The Rise And Fall of Fani Willis' Case Against Former President Trump

The Rise And Fall of Fani Willis’ Case Against Former President Trump

The anticipation is over, there’s finally a ruling in the motion to dismiss Fulton County District Attorney Fani Willis from the Georgia election interference case against former President Donald Trump and his co-defendants. On Friday, a Georgia Judge ruled that Willis could remain on the case — but there’s a catch.

Fulton County Superior Court Judge Scott McAfee ruled that Willis’ relationship with special prosecutor Nathan Wade had the “appearance of impropriety.” McAfee left Willis with two options: either Willis or Wade needs to go — meaning Wade will likely be the one to go.

Former San Francisco Prosecutor Paul Henderson says overall the ruling isn’t a significant mark against her. “From my perspective, it’s a vindication of her that she was not removed, which is exactly what they were seeking,” he said. “Appearance of impropriety, is not as significant as a ruling as impropriety. So I don’t think that it is a big slam or a big mark against her.”

Henderson notes that this outcome didn’t come completely out of left field. In fact, he and other experts told The Root last month that they predicted that Willis would not be removed from the case.

“They could not prove when the relationship began, they could not prove that there was a presumptive monetary exchange that benefitted Fani,” said Henderson. “And to me, these were the things that were the smoking guns… that just never materialized, and they couldn’t prove either bias or benefit.”

Henderson, who is Black, says that the media was too quick to assume that she was going down over this relationship. “I always thought that the conversations were too heavily made with a presumption of guilt about her and the proceedings and what the likely outcome was,” he says, “in part because it was Trump, but in part because of race and gender.”

The former San Francisco prosecutor says the likely outcome of this ruling is that Wade steps aside. “She’s not stepping aside, nor should she,” he said. “She is more important in her role in prosecuting the case than he is.”

Attorneys for the defendants in the case also weighed-in on the ruling. “While we believe the court should have disqualified Willis’ office entirely, this opinion is a vindication that everything put forth by the defense was true, accurate and relevant to the issues surrounding our clients right to a fair trial,” wrote Ashleigh Merchant, the attorney for defendant Michael Roman, who filed the original motion to disqualify Willis, in a statement obtained by Fox News. “The judge clearly agreed with the defense that the actions of Willis are a result of her poor judgment and that there is a risk to the future of this case if she doesn’t quickly work to cure her conflict.”

Ambassador Norman Eisen (ret.), a senior fellow in Governance Studies at the Brookings Institute and an expert in law, ethics, and anti-corruption, had a different reaction to the ruling.

“Judge McAfee has continued his run of Solomonic decisions by declining to force Fulton County DA Fani Willis off the case.

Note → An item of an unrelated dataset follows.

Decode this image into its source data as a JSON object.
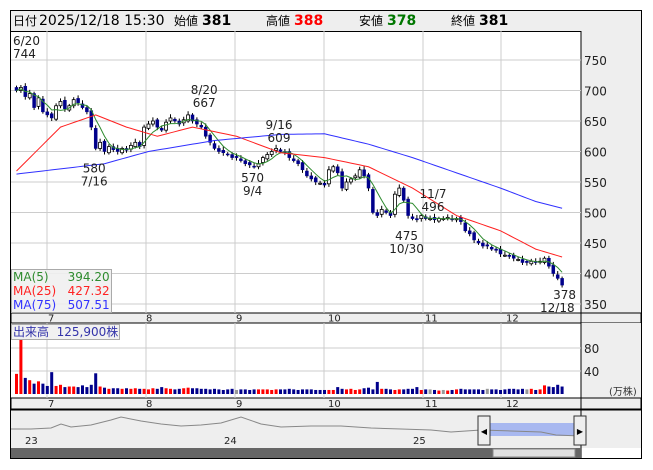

There simply are no grounds to do that under GA law or the evidence presented,” wrote Eisen in a statement. “But at the same time, he’s recognized that her relationship with Special Counsel Nathan Wade is an ongoing distraction and that Wade must go, or Willis and her whole office are removed. Mr. Wade has an outstanding record as an attorney, including a series of successes in this case before the controversy emerged.”

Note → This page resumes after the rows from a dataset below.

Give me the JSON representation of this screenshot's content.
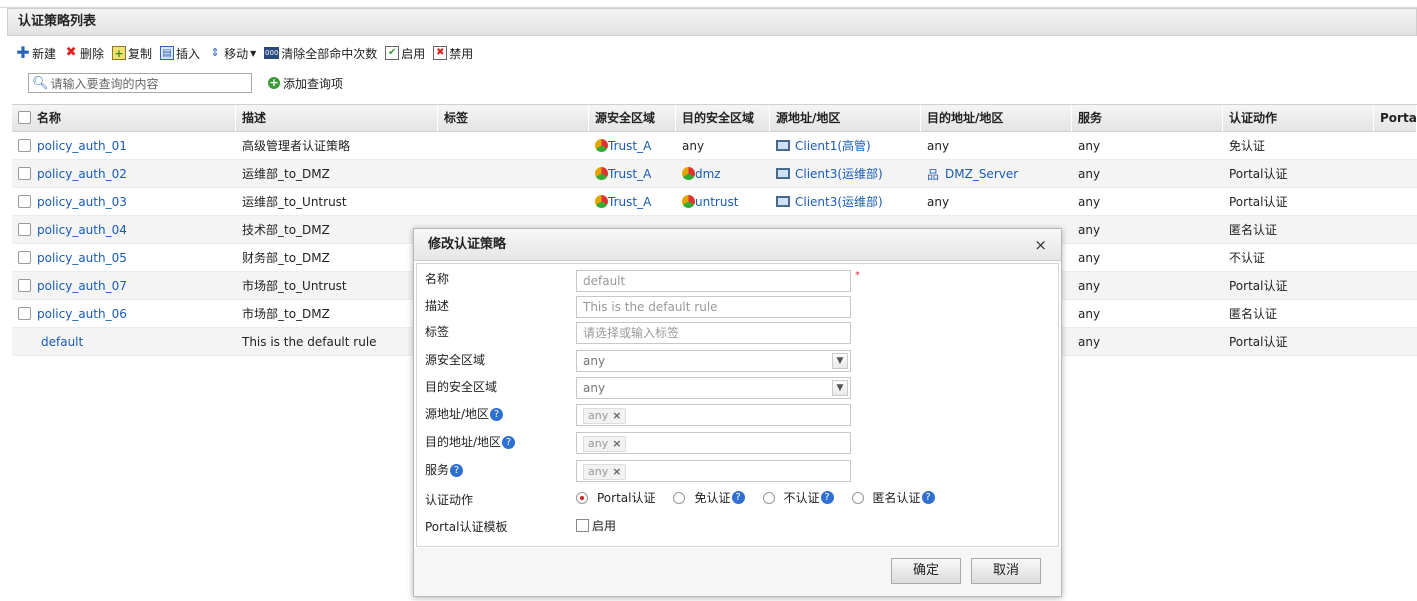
{
  "title": "认证策略列表",
  "toolbar": {
    "new": "新建",
    "delete": "删除",
    "copy": "复制",
    "insert": "插入",
    "move": "移动",
    "clear_hits": "清除全部命中次数",
    "enable": "启用",
    "disable": "禁用"
  },
  "search": {
    "placeholder": "请输入要查询的内容",
    "add_query": "添加查询项"
  },
  "table": {
    "headers": [
      "名称",
      "描述",
      "标签",
      "源安全区域",
      "目的安全区域",
      "源地址/地区",
      "目的地址/地区",
      "服务",
      "认证动作",
      "Portal认"
    ],
    "rows": [
      {
        "name": "policy_auth_01",
        "desc": "高级管理者认证策略",
        "tag": "",
        "src_zone": "Trust_A",
        "dst_zone": "any",
        "src_addr": "Client1(高管)",
        "dst_addr": "any",
        "service": "any",
        "action": "免认证"
      },
      {
        "name": "policy_auth_02",
        "desc": "运维部_to_DMZ",
        "tag": "",
        "src_zone": "Trust_A",
        "dst_zone": "dmz",
        "src_addr": "Client3(运维部)",
        "dst_addr": "DMZ_Server",
        "service": "any",
        "action": "Portal认证"
      },
      {
        "name": "policy_auth_03",
        "desc": "运维部_to_Untrust",
        "tag": "",
        "src_zone": "Trust_A",
        "dst_zone": "untrust",
        "src_addr": "Client3(运维部)",
        "dst_addr": "any",
        "service": "any",
        "action": "Portal认证"
      },
      {
        "name": "policy_auth_04",
        "desc": "技术部_to_DMZ",
        "tag": "",
        "src_zone": "",
        "dst_zone": "",
        "src_addr": "",
        "dst_addr": "",
        "service": "any",
        "action": "匿名认证"
      },
      {
        "name": "policy_auth_05",
        "desc": "财务部_to_DMZ",
        "tag": "",
        "src_zone": "",
        "dst_zone": "",
        "src_addr": "",
        "dst_addr": "",
        "service": "any",
        "action": "不认证"
      },
      {
        "name": "policy_auth_07",
        "desc": "市场部_to_Untrust",
        "tag": "",
        "src_zone": "",
        "dst_zone": "",
        "src_addr": "",
        "dst_addr": "",
        "service": "any",
        "action": "Portal认证"
      },
      {
        "name": "policy_auth_06",
        "desc": "市场部_to_DMZ",
        "tag": "",
        "src_zone": "",
        "dst_zone": "",
        "src_addr": "",
        "dst_addr": "",
        "service": "any",
        "action": "匿名认证"
      },
      {
        "name": "default",
        "desc": "This is the default rule",
        "tag": "",
        "src_zone": "",
        "dst_zone": "",
        "src_addr": "",
        "dst_addr": "",
        "service": "any",
        "action": "Portal认证"
      }
    ]
  },
  "dialog": {
    "title": "修改认证策略",
    "close": "×",
    "labels": {
      "name": "名称",
      "desc": "描述",
      "tag": "标签",
      "src_zone": "源安全区域",
      "dst_zone": "目的安全区域",
      "src_addr": "源地址/地区",
      "dst_addr": "目的地址/地区",
      "service": "服务",
      "action": "认证动作",
      "portal_tpl": "Portal认证模板"
    },
    "values": {
      "name": "default",
      "desc": "This is the default rule",
      "tag_placeholder": "请选择或输入标签",
      "src_zone": "any",
      "dst_zone": "any",
      "src_addr_chip": "any",
      "dst_addr_chip": "any",
      "service_chip": "any"
    },
    "required_mark": "*",
    "help": "?",
    "chip_remove": "×",
    "actions": {
      "portal": "Portal认证",
      "exempt": "免认证",
      "none": "不认证",
      "anonymous": "匿名认证"
    },
    "portal_enable": "启用",
    "ok": "确定",
    "cancel": "取消"
  }
}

Both Eisen and Henderson agree that the real meat of this case is about Trump. “[The ruling] is an opportunity for her to prove her case and validate her instincts by continuing the case,” said Henderson. “And that brings up the ultimate issue that the media keeps avoiding. Did he do it? Did he commit the crime?” Is he guilty? And will he be held accountable?”